→ Task to complete:
From the material below, copy out each line with the word "this" in it.

[Start of section]

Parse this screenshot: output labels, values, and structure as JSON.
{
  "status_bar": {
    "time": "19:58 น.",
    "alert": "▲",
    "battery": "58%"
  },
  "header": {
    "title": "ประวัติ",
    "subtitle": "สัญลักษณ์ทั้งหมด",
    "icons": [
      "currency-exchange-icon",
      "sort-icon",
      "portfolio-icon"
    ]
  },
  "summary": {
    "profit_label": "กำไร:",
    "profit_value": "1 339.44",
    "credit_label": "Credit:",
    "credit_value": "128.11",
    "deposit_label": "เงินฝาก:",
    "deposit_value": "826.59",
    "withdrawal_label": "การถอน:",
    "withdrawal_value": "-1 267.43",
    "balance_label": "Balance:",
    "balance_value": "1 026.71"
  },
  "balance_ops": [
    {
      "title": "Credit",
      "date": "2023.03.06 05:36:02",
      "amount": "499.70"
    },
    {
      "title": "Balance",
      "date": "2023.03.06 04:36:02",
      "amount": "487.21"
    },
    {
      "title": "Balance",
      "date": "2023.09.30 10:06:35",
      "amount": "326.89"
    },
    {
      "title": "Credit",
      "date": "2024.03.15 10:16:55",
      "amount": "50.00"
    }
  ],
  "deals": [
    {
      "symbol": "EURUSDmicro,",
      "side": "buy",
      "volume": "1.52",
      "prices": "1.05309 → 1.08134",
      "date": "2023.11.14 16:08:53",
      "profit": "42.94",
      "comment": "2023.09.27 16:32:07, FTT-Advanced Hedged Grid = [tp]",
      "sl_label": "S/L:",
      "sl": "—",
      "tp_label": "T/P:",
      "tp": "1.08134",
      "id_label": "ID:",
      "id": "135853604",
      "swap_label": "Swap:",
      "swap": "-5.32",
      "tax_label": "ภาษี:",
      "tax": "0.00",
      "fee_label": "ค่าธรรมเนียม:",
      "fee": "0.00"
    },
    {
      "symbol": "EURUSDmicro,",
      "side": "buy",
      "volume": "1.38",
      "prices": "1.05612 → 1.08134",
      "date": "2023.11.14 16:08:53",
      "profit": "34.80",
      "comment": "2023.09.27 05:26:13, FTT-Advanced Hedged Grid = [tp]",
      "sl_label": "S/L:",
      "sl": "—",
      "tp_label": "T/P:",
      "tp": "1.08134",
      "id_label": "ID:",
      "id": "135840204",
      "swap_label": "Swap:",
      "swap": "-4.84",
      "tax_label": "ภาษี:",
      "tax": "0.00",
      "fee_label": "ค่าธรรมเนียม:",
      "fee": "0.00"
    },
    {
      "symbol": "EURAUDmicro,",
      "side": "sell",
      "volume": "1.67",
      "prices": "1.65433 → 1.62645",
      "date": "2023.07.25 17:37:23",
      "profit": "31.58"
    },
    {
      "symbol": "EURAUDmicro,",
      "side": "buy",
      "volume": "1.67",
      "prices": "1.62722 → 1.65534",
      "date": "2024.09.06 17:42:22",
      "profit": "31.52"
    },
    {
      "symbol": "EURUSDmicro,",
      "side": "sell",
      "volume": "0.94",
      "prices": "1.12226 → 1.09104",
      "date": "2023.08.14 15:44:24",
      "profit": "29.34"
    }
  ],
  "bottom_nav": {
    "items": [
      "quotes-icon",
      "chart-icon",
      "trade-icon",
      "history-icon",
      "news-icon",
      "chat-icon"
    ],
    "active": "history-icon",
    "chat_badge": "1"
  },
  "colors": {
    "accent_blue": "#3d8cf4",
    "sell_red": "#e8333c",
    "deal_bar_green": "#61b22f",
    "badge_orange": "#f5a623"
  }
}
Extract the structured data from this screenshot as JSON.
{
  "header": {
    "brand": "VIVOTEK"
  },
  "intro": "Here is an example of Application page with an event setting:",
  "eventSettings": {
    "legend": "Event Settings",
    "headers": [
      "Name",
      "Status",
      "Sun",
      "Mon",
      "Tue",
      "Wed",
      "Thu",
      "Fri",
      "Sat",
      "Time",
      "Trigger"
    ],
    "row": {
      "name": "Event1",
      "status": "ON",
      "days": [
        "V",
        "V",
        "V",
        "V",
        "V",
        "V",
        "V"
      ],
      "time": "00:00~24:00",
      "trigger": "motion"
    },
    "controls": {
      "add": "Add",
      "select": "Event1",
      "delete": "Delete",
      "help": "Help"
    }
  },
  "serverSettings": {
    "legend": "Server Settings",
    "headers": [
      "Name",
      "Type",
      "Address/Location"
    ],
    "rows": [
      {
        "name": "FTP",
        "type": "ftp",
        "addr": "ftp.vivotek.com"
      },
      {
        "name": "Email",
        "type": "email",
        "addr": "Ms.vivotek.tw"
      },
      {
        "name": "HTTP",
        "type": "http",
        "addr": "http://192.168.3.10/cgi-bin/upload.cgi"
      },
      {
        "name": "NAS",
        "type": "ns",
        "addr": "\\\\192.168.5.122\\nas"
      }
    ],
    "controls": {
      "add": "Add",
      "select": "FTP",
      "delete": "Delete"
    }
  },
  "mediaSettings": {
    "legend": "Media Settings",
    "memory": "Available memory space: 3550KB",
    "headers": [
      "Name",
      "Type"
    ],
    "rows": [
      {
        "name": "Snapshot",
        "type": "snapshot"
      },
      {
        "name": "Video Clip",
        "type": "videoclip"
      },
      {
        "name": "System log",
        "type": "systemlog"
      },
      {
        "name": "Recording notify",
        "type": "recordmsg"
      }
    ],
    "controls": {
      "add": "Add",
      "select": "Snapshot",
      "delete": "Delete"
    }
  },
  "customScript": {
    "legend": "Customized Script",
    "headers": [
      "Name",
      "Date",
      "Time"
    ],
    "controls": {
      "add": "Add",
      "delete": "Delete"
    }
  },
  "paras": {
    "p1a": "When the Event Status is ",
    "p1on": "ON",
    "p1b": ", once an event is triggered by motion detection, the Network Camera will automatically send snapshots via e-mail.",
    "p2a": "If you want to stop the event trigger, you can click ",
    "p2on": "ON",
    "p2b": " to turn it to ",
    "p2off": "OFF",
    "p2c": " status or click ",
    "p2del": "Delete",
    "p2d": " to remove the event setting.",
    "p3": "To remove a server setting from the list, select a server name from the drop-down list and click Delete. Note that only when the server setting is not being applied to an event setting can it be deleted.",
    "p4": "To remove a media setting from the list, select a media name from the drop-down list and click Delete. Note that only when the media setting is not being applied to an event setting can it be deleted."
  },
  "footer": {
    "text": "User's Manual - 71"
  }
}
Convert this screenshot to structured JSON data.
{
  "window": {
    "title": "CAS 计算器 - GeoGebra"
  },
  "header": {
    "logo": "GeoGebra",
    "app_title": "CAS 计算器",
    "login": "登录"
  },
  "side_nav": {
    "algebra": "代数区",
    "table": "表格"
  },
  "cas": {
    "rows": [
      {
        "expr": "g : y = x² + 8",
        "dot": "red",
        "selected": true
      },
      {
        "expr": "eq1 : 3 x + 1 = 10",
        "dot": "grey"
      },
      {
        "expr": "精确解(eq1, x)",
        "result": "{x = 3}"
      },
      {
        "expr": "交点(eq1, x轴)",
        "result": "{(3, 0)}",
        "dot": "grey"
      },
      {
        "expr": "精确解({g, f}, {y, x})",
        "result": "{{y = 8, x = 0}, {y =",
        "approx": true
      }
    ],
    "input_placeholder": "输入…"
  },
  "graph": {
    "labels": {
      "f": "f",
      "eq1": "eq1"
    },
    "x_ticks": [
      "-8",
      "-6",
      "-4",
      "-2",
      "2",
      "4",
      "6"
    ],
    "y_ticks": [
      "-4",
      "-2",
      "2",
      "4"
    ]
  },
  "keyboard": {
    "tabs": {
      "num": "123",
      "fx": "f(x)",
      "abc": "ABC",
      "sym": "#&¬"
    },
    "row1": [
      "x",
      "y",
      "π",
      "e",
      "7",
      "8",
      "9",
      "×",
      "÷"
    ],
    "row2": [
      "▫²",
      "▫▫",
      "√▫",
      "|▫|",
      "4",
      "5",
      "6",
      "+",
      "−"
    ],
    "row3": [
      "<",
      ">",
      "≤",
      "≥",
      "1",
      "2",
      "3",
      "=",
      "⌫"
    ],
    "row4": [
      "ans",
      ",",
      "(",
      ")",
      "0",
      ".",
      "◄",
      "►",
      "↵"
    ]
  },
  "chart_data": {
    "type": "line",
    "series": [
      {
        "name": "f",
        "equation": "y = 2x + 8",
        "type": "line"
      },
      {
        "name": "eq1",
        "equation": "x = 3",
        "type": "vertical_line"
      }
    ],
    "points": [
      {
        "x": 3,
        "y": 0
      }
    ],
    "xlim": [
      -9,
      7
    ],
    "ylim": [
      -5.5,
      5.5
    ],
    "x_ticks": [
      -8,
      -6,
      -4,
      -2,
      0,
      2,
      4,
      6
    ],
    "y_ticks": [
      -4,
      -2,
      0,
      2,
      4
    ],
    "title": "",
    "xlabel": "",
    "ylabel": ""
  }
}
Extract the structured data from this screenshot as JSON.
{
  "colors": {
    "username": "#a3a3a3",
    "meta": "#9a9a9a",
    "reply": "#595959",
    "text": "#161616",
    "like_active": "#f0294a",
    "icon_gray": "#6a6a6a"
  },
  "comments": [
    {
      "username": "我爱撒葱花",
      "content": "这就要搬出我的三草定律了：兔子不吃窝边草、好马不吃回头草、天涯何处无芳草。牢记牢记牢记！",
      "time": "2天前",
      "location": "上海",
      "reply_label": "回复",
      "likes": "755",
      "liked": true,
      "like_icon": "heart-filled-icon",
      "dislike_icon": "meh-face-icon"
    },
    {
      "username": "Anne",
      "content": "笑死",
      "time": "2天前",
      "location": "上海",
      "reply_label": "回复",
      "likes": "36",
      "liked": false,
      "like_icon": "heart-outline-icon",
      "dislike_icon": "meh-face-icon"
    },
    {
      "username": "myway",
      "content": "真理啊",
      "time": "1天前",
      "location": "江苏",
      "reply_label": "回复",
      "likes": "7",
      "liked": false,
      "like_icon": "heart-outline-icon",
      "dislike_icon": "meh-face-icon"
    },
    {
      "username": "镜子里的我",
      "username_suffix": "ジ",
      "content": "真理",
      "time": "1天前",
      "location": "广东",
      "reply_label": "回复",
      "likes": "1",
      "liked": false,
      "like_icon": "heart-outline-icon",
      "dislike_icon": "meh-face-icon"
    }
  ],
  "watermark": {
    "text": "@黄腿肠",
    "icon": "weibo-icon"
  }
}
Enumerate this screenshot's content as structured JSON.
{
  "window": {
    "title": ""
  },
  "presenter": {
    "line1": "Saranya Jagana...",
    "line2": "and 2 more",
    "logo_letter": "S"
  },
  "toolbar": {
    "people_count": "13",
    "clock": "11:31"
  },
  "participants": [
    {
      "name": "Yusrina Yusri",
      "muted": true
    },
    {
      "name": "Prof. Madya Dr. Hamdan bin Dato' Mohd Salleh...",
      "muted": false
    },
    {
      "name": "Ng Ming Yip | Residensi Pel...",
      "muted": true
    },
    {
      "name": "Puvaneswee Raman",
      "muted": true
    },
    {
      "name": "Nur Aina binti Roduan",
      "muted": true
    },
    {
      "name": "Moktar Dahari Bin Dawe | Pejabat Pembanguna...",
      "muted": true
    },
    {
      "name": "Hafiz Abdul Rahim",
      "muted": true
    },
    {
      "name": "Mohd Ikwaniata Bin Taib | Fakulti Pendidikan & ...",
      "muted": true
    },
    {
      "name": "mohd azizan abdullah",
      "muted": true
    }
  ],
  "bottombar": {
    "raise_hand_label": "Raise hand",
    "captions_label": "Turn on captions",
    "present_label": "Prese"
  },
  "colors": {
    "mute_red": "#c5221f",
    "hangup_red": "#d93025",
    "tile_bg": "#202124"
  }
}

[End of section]

→ Task output:
Parse this screenshot: output labels, values, and structure as JSON.
Extract the structured data from this screenshot as JSON.
Convert this screenshot to structured JSON data.
Extract the structured data from this screenshot as JSON.
Enumerate this screenshot's content as structured JSON.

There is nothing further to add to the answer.